Dataset rows describing interfaces

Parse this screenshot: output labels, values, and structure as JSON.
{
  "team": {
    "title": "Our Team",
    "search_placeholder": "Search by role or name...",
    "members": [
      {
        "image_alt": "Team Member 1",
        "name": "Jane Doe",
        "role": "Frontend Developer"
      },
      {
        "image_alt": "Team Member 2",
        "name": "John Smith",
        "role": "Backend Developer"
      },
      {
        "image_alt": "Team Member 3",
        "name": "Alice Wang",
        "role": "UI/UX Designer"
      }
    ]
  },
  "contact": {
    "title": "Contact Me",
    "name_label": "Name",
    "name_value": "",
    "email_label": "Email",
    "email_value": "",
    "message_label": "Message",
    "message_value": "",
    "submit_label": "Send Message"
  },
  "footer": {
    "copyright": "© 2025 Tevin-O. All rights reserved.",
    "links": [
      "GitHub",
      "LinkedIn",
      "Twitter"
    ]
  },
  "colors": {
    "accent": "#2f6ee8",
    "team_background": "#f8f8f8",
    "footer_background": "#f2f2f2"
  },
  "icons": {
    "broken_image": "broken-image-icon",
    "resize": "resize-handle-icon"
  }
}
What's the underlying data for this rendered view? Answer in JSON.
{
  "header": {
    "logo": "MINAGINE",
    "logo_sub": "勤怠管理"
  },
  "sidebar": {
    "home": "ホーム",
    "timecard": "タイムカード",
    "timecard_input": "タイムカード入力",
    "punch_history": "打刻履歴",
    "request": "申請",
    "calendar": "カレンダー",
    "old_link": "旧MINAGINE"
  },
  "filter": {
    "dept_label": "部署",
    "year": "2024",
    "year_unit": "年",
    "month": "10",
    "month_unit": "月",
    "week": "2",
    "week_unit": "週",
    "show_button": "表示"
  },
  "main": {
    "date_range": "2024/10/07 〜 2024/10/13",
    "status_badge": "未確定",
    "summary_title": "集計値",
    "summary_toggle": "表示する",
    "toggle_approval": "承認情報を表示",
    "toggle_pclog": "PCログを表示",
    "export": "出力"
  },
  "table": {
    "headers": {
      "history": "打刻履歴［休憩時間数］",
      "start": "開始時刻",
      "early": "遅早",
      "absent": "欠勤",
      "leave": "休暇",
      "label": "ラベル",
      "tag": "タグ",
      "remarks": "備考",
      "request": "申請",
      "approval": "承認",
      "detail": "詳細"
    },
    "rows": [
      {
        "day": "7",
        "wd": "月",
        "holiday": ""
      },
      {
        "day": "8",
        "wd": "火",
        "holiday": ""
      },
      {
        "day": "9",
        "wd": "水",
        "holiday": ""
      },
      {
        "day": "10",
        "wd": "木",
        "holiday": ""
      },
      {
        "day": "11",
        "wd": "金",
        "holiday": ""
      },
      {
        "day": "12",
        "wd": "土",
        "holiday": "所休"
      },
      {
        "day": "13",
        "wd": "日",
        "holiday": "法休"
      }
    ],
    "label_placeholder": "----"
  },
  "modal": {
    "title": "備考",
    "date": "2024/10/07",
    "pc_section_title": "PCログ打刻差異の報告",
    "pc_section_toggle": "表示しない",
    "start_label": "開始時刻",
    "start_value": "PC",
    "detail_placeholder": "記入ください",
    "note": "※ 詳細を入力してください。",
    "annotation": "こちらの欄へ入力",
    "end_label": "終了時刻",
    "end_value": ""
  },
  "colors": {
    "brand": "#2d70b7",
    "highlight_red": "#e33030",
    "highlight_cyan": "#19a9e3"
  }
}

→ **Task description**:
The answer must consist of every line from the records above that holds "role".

→ **Result of the task**:
    "search_placeholder": "Search by role or name...",
        "role": "Frontend Developer"
        "role": "Backend Developer"
        "role": "UI/UX Designer"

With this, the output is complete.